Perhaps for the citizen the key lies in a greater determination to serve. If possible in one of the underdeveloped countries of the world. If not, then at home through his church or chapel, a hospital league of friends or any of the voluntary organisations that offer service. It is for the Government to be clear-headed, generous, ruthless. Clear-headed in identifying its priorities, generous in its support of them, ruthless in denying to other desirable causes and policies equal priority. It is more urgent to see that every child has full opportunity in education to match his ability. More urgent that every family has a decent home. More urgent that the strong should help the weak here and abroad. Sir Alec [Douglas Home] has already said that at all times the Conservatives must remember that a general election lies just ahead. Mr Wilson, while piously expressing public horror at such a candid piece of electioneering, no doubt loses no opportunity of saying exactly the same thing to his colleagues. Education, especially higher education, housing and slum clearance, aid both at home and to the Commonwealth: these are the priorities. Conveniently they are probably also the most popular policies. Heart and head for once can make the same appeal.

‘Any man’s death diminishes me because I am involved in mankind.’ Kennedy is dead. We are all diminished. We are a poorer people now. But President Johnson has struck exactly the right note. His challenge went first to Congress. He reminded them that for thirty-two years Capitol Hill had been his home. It was a shrewd comment. No one understands better than Lyndon Johnson the technique of easing controversial Bills through Congress. If he cannot put the Kennedy measures on the statute book, no one can. First, then, the Civil Rights Bill. Second, the tax cuts Bill. There is little time.

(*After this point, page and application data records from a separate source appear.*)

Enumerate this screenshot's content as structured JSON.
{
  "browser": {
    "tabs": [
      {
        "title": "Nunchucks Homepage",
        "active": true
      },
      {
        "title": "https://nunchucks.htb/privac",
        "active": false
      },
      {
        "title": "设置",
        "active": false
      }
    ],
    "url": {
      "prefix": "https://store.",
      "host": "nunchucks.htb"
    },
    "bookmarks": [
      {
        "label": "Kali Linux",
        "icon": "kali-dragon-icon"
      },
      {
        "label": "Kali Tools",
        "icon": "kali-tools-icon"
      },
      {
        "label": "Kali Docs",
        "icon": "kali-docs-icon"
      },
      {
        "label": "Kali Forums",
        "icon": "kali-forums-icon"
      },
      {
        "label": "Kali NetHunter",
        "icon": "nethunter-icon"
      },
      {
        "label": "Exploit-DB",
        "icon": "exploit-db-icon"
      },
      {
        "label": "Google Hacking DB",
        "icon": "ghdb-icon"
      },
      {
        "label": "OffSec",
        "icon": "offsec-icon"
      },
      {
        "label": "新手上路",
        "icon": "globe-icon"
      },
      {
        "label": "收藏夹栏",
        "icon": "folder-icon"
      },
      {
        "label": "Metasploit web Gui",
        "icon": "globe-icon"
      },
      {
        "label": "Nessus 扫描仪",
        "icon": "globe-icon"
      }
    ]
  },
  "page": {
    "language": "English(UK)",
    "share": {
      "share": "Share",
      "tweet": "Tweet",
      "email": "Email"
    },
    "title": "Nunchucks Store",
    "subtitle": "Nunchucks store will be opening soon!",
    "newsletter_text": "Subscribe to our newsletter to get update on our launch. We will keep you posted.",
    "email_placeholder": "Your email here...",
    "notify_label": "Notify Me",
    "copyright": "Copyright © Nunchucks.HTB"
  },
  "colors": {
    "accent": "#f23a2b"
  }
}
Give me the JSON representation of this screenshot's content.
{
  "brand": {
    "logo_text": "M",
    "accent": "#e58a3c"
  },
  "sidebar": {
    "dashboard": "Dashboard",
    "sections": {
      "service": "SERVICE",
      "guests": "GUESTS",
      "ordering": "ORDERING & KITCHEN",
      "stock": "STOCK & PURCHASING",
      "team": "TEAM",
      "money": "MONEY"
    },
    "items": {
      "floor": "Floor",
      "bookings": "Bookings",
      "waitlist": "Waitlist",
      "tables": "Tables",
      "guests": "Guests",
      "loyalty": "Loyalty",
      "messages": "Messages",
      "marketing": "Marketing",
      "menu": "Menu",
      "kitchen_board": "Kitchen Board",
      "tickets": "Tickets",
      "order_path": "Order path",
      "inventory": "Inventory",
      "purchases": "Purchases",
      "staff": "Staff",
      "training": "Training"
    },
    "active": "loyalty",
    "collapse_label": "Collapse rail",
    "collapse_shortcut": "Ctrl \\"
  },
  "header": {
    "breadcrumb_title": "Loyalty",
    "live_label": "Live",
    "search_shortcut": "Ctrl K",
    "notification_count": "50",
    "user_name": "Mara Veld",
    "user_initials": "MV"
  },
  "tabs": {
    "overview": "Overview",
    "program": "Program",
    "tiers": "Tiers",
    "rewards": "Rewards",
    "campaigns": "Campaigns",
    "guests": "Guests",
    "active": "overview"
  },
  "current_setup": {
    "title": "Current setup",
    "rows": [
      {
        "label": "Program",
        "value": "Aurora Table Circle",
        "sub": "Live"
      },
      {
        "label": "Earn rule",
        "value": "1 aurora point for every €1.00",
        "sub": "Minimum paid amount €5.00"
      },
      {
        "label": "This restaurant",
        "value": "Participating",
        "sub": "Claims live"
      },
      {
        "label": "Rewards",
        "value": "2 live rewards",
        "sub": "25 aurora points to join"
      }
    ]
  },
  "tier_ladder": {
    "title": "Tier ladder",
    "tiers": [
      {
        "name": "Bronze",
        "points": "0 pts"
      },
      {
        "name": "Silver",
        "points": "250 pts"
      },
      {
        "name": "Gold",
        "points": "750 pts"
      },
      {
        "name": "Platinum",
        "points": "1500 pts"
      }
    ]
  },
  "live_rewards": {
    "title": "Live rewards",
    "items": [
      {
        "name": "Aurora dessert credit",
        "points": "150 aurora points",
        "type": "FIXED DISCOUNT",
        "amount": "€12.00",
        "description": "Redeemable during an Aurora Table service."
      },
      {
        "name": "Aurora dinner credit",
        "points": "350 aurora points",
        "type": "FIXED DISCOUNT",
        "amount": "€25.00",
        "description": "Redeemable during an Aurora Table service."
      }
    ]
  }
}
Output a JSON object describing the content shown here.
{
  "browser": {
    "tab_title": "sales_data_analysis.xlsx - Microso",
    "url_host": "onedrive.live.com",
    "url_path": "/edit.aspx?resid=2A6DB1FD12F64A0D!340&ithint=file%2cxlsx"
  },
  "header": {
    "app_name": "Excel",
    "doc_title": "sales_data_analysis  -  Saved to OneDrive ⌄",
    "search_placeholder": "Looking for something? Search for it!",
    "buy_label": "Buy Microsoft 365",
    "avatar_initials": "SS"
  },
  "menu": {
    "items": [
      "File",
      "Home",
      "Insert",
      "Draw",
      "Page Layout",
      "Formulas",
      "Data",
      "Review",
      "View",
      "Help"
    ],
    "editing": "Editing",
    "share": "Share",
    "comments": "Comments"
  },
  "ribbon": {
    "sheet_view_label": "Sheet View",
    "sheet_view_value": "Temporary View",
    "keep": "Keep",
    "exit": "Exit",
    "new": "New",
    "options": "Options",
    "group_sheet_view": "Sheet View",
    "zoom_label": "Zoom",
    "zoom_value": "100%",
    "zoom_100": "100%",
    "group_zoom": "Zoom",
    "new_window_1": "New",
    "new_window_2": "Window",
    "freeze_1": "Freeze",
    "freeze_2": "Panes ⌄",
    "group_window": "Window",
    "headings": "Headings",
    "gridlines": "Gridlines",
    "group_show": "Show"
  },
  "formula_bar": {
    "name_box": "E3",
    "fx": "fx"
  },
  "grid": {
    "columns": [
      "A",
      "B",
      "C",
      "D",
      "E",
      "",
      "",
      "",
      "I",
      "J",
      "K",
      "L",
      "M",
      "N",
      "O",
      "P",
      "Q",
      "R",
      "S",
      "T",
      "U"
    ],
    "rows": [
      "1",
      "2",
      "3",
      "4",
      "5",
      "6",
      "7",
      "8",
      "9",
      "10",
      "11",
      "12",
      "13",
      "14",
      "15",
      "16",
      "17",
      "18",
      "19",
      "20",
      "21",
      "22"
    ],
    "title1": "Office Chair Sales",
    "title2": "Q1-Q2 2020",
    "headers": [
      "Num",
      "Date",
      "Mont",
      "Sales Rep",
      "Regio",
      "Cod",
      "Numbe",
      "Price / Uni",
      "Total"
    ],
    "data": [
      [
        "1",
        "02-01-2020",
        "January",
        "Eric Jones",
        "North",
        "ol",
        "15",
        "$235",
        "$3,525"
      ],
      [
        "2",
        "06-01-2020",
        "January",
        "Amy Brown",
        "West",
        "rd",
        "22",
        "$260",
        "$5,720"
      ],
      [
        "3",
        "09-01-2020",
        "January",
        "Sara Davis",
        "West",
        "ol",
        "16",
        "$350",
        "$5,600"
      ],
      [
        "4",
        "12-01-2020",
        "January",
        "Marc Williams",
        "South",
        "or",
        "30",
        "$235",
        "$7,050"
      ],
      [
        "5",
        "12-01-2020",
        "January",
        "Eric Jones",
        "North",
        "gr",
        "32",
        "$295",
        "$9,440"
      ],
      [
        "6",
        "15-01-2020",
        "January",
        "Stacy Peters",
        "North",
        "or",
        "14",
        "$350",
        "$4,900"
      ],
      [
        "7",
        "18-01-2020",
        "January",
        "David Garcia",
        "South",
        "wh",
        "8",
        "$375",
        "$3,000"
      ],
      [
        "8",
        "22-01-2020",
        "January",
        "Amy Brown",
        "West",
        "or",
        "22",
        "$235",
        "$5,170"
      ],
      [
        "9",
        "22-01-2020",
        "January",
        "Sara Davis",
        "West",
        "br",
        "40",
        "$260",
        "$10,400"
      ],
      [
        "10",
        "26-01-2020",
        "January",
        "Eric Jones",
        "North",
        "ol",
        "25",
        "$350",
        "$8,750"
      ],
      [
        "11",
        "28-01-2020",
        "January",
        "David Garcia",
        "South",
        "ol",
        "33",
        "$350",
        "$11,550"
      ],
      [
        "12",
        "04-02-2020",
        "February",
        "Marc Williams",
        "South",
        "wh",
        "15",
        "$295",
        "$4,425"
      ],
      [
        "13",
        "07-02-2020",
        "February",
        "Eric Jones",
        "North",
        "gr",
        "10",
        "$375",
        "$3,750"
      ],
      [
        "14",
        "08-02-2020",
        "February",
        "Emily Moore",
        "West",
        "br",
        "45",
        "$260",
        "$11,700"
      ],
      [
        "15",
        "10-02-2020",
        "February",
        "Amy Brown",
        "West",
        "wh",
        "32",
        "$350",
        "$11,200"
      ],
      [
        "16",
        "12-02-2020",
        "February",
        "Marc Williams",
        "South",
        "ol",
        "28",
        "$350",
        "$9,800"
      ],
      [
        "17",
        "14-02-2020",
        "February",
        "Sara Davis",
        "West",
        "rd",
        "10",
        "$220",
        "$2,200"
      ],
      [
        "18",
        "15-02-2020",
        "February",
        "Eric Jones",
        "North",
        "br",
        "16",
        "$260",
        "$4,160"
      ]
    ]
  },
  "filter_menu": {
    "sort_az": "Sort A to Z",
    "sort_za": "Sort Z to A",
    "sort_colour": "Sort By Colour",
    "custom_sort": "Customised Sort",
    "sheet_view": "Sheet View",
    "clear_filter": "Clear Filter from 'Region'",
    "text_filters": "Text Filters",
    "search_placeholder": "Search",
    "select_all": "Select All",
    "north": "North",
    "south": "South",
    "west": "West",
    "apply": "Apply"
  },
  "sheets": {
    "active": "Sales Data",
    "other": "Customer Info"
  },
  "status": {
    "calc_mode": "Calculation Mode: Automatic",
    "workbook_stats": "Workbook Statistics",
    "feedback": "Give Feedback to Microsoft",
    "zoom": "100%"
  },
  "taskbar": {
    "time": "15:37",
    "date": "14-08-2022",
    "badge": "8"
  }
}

Here, although time also is short, the problems are different and so must the solutions be. But in both countries it is more urgent to find them. To do this would be the only true remembrance of John Fitzgerald Kennedy.

Give something clever this Christmas – a year’s subscription to The Spectator for just £75. And we’ll give you a free bottle of champagne. Click here.


Show comments
Close